▶ **Available data**
====================

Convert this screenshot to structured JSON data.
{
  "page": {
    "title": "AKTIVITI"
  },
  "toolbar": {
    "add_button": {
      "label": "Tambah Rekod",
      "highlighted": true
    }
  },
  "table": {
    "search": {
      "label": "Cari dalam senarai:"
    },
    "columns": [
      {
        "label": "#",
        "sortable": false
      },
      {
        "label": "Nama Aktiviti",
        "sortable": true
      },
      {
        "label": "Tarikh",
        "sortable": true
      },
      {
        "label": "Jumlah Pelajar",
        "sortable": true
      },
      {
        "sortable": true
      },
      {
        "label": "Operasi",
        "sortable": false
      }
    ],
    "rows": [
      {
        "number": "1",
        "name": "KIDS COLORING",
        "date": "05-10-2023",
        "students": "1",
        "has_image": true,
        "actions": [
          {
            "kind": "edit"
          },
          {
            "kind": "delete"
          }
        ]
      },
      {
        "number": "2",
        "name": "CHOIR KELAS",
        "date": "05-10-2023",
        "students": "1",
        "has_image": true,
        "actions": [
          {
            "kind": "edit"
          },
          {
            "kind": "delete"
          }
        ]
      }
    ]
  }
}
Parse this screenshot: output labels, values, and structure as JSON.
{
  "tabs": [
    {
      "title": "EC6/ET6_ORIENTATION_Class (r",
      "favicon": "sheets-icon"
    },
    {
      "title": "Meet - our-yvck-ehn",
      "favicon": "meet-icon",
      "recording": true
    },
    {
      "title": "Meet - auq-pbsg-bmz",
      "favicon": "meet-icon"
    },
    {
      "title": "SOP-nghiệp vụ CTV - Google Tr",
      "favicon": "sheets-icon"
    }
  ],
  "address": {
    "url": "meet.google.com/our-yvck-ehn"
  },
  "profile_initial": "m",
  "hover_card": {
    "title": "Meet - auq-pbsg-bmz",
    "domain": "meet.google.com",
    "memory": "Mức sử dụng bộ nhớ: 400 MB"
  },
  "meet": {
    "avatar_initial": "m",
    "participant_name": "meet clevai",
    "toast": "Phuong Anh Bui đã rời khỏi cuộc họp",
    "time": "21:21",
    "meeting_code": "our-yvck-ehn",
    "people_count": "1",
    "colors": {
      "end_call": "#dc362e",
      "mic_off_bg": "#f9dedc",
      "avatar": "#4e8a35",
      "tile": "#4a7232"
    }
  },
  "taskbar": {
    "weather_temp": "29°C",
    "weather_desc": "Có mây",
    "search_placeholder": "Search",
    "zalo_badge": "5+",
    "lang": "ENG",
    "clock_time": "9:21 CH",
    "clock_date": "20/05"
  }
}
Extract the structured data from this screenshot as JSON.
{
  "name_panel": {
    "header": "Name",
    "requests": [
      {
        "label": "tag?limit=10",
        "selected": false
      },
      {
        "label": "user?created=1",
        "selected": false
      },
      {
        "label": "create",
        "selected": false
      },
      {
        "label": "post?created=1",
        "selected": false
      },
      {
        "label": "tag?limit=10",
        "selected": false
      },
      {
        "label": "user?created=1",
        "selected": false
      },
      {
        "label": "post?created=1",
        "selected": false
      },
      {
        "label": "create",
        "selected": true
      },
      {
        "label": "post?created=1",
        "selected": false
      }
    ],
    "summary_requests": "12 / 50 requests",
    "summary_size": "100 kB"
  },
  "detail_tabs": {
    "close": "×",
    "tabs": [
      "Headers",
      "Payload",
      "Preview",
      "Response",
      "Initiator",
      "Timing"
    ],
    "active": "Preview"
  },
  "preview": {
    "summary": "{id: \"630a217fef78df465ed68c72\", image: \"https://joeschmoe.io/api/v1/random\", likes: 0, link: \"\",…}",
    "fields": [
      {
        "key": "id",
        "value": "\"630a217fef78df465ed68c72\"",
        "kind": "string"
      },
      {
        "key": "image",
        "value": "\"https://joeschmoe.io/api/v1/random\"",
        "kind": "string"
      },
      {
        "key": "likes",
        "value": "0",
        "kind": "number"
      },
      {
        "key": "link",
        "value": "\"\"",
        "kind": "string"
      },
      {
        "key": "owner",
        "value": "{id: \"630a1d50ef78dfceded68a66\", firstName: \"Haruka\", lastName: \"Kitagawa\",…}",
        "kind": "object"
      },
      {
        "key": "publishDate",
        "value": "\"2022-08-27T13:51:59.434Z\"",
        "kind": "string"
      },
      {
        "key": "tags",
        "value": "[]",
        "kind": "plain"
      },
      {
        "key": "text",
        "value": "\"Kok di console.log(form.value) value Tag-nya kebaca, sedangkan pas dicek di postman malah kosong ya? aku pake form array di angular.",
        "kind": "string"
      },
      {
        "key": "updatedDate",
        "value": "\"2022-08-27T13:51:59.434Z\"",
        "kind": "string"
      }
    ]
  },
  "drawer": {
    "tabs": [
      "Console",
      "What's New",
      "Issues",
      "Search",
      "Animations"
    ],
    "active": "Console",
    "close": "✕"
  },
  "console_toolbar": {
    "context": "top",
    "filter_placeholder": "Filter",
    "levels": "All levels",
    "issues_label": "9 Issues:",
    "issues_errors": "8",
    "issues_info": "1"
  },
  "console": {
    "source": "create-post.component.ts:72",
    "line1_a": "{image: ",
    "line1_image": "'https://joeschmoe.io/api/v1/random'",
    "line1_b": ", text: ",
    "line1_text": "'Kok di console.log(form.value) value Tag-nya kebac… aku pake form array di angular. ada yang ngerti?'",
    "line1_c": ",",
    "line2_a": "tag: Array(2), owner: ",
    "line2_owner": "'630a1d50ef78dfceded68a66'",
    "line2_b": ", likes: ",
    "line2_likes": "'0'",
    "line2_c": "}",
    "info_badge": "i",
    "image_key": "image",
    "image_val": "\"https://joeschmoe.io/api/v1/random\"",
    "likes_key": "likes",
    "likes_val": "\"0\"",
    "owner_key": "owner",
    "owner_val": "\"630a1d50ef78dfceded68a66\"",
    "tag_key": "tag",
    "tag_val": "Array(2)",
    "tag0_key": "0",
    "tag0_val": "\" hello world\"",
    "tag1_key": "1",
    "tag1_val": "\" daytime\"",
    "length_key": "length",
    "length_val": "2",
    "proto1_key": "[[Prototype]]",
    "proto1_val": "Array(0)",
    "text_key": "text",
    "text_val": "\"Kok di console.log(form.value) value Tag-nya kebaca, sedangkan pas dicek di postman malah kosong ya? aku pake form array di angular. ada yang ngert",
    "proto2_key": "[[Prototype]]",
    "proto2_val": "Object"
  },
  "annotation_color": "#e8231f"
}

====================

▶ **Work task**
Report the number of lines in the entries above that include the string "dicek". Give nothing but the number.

▶ **Response**
2